▶ Exercise instructions
Print the records below exactly; all of them are needed.

Website and app data records
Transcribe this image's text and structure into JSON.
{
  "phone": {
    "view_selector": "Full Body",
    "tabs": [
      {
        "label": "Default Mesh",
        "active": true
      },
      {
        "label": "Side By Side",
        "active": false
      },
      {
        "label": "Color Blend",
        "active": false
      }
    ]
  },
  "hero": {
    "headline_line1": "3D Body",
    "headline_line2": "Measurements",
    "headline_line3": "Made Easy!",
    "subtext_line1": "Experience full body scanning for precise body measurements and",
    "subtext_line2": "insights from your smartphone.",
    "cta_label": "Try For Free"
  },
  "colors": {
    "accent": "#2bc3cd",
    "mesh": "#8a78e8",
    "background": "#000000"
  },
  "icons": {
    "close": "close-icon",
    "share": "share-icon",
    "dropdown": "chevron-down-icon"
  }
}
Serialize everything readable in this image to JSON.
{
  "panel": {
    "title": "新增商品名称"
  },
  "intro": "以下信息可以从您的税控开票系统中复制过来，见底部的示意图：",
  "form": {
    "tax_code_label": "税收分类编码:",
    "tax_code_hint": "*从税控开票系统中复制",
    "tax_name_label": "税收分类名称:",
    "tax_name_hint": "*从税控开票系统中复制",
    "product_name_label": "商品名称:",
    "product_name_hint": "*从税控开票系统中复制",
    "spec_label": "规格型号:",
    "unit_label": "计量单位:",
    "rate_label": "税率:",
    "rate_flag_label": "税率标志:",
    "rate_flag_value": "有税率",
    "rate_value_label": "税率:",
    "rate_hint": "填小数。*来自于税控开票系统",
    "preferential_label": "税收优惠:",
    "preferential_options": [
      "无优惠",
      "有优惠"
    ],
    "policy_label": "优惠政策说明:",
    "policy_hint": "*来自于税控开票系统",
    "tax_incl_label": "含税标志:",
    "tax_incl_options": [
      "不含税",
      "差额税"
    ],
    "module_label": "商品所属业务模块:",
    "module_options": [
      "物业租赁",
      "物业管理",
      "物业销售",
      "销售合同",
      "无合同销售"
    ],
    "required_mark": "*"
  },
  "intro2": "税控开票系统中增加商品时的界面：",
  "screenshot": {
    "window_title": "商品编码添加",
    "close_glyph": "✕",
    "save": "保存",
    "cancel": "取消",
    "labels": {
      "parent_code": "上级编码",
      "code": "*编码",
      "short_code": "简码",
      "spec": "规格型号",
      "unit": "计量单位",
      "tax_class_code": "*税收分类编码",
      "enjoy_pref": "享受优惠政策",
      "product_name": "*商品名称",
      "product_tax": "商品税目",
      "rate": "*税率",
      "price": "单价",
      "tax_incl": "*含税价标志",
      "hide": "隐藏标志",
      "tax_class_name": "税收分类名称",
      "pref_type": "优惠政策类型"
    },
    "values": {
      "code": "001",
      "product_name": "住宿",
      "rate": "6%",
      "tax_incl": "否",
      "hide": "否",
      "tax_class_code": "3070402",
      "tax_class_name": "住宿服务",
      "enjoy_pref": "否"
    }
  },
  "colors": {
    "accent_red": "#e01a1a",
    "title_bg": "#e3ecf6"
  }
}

▶ Exercise result
Transcribe this image's text and structure into JSON.
{
  "phone": {
    "view_selector": "Full Body",
    "tabs": [
      {
        "label": "Default Mesh",
        "active": true
      },
      {
        "label": "Side By Side",
        "active": false
      },
      {
        "label": "Color Blend",
        "active": false
      }
    ]
  },
  "hero": {
    "headline_line1": "3D Body",
    "headline_line2": "Measurements",
    "headline_line3": "Made Easy!",
    "subtext_line1": "Experience full body scanning for precise body measurements and",
    "subtext_line2": "insights from your smartphone.",
    "cta_label": "Try For Free"
  },
  "colors": {
    "accent": "#2bc3cd",
    "mesh": "#8a78e8",
    "background": "#000000"
  },
  "icons": {
    "close": "close-icon",
    "share": "share-icon",
    "dropdown": "chevron-down-icon"
  }
}
Serialize everything readable in this image to JSON.
{
  "panel": {
    "title": "新增商品名称"
  },
  "intro": "以下信息可以从您的税控开票系统中复制过来，见底部的示意图：",
  "form": {
    "tax_code_label": "税收分类编码:",
    "tax_code_hint": "*从税控开票系统中复制",
    "tax_name_label": "税收分类名称:",
    "tax_name_hint": "*从税控开票系统中复制",
    "product_name_label": "商品名称:",
    "product_name_hint": "*从税控开票系统中复制",
    "spec_label": "规格型号:",
    "unit_label": "计量单位:",
    "rate_label": "税率:",
    "rate_flag_label": "税率标志:",
    "rate_flag_value": "有税率",
    "rate_value_label": "税率:",
    "rate_hint": "填小数。*来自于税控开票系统",
    "preferential_label": "税收优惠:",
    "preferential_options": [
      "无优惠",
      "有优惠"
    ],
    "policy_label": "优惠政策说明:",
    "policy_hint": "*来自于税控开票系统",
    "tax_incl_label": "含税标志:",
    "tax_incl_options": [
      "不含税",
      "差额税"
    ],
    "module_label": "商品所属业务模块:",
    "module_options": [
      "物业租赁",
      "物业管理",
      "物业销售",
      "销售合同",
      "无合同销售"
    ],
    "required_mark": "*"
  },
  "intro2": "税控开票系统中增加商品时的界面：",
  "screenshot": {
    "window_title": "商品编码添加",
    "close_glyph": "✕",
    "save": "保存",
    "cancel": "取消",
    "labels": {
      "parent_code": "上级编码",
      "code": "*编码",
      "short_code": "简码",
      "spec": "规格型号",
      "unit": "计量单位",
      "tax_class_code": "*税收分类编码",
      "enjoy_pref": "享受优惠政策",
      "product_name": "*商品名称",
      "product_tax": "商品税目",
      "rate": "*税率",
      "price": "单价",
      "tax_incl": "*含税价标志",
      "hide": "隐藏标志",
      "tax_class_name": "税收分类名称",
      "pref_type": "优惠政策类型"
    },
    "values": {
      "code": "001",
      "product_name": "住宿",
      "rate": "6%",
      "tax_incl": "否",
      "hide": "否",
      "tax_class_code": "3070402",
      "tax_class_name": "住宿服务",
      "enjoy_pref": "否"
    }
  },
  "colors": {
    "accent_red": "#e01a1a",
    "title_bg": "#e3ecf6"
  }
}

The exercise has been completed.